Why is this Japanese company offering their nonsmoking employees paid leaves?

  • Why is this Japanese company offering their nonsmoking employees paid leaves?

Why is this Japanese company offering their nonsmoking employees paid leaves?

It is up to the employer to put in place their rules about smoking at work.

So far, 30 of the company's 120 employees have taken advantage of the scheme. The situation was compounded by the fact that smokers often ventured down from the company's office on the 29th floor to a smoking area in the basement.

But according to a survey by Expedia Japan in conducted 2015, the average Japanese worker used only 39 percent of their annual paid leave.

Some employees smoke several times a day which led to complaints, but given that much of the conversations during these breaks are related to work, the company decided it would be better to compensate non-smokers, instead of taking action against those who smoke.

Since the start of the programme on September 1, four employees out of 42 smokers have kicked the habit.

A smoker in Tokyo.

"As the country that introduced the smoking ban we should encourage Irish based companies to do the same".

"I hope to encourage employees to quit smoking through incentives rather than penalties or coercion", Piala Inc.

Around 21.7 percent of adults smoke cigarettes, according to the World Health Organization. The company, after investigating, agreed-and CEO Takao Asuka set the new policy.

Now, all non-smoking staff at the company will be given an additional six days' worth of holidays each year.

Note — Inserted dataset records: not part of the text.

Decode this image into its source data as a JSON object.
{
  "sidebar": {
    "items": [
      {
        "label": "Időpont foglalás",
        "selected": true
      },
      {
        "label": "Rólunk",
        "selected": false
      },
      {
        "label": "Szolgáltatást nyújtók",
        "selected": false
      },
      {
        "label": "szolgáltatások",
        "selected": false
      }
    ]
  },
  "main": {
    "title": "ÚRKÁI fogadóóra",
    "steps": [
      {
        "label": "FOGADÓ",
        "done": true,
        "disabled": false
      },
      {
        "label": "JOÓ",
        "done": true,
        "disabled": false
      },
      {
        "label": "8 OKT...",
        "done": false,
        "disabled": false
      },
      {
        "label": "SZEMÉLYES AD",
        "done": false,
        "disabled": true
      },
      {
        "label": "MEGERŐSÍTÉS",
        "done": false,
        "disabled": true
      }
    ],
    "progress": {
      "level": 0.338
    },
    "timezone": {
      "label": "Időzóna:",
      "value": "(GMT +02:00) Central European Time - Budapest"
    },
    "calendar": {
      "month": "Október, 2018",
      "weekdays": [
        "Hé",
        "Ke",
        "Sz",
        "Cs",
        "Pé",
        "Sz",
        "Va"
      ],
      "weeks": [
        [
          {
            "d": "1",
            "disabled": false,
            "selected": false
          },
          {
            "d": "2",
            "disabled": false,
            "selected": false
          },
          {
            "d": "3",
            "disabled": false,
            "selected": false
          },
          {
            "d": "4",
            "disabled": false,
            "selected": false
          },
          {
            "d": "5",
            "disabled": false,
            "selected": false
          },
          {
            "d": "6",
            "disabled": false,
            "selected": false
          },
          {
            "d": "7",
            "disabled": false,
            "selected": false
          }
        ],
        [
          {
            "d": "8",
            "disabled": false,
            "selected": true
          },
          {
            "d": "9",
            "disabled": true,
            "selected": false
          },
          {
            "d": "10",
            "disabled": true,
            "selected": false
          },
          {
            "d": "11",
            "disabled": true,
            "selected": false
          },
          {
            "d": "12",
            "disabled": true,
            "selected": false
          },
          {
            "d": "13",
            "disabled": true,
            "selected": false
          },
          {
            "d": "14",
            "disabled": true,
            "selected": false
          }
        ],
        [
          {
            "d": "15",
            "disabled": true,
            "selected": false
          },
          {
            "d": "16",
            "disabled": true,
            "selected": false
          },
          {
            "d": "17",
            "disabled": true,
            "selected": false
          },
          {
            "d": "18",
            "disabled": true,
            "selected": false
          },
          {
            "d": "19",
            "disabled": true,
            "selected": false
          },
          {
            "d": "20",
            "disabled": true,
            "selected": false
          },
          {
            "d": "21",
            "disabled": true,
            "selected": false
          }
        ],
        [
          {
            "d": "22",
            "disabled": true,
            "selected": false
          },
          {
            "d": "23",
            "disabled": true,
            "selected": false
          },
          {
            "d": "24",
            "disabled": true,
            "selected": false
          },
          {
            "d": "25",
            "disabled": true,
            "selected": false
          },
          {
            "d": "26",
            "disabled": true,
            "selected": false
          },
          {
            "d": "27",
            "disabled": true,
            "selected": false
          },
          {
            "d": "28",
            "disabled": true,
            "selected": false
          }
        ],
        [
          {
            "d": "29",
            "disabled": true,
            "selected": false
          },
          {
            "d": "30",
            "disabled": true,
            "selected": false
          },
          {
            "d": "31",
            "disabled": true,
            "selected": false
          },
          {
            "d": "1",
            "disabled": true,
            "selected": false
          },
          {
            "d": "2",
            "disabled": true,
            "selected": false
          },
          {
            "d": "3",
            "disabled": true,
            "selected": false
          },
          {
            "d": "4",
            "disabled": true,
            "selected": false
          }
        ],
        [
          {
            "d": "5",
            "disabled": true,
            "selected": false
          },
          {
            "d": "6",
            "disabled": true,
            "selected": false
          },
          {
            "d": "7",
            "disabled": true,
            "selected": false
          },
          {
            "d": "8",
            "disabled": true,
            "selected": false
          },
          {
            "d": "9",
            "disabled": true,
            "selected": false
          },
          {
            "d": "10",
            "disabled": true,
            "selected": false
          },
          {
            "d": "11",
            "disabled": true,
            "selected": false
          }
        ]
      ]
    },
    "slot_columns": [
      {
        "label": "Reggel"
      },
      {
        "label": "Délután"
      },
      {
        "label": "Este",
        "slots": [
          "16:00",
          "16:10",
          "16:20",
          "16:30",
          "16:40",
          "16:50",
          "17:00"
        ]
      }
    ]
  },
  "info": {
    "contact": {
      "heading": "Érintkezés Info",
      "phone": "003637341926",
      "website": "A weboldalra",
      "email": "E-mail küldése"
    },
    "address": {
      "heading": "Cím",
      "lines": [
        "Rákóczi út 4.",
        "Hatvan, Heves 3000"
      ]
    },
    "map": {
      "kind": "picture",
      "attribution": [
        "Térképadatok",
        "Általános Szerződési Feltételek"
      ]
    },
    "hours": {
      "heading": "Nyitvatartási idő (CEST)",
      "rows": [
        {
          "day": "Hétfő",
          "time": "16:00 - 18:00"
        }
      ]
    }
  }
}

"Moves to quit smoking have spread among staff working under my supervision", he said. These initiatives appear to be an attempt to "tidy up" the Japanese capital ahead of the 2020 Summer Olympics, which Tokyo will be hosting.

A man smokes at an "izakaya" restaurant or pub in Tokyo, Japan March 15, 2017.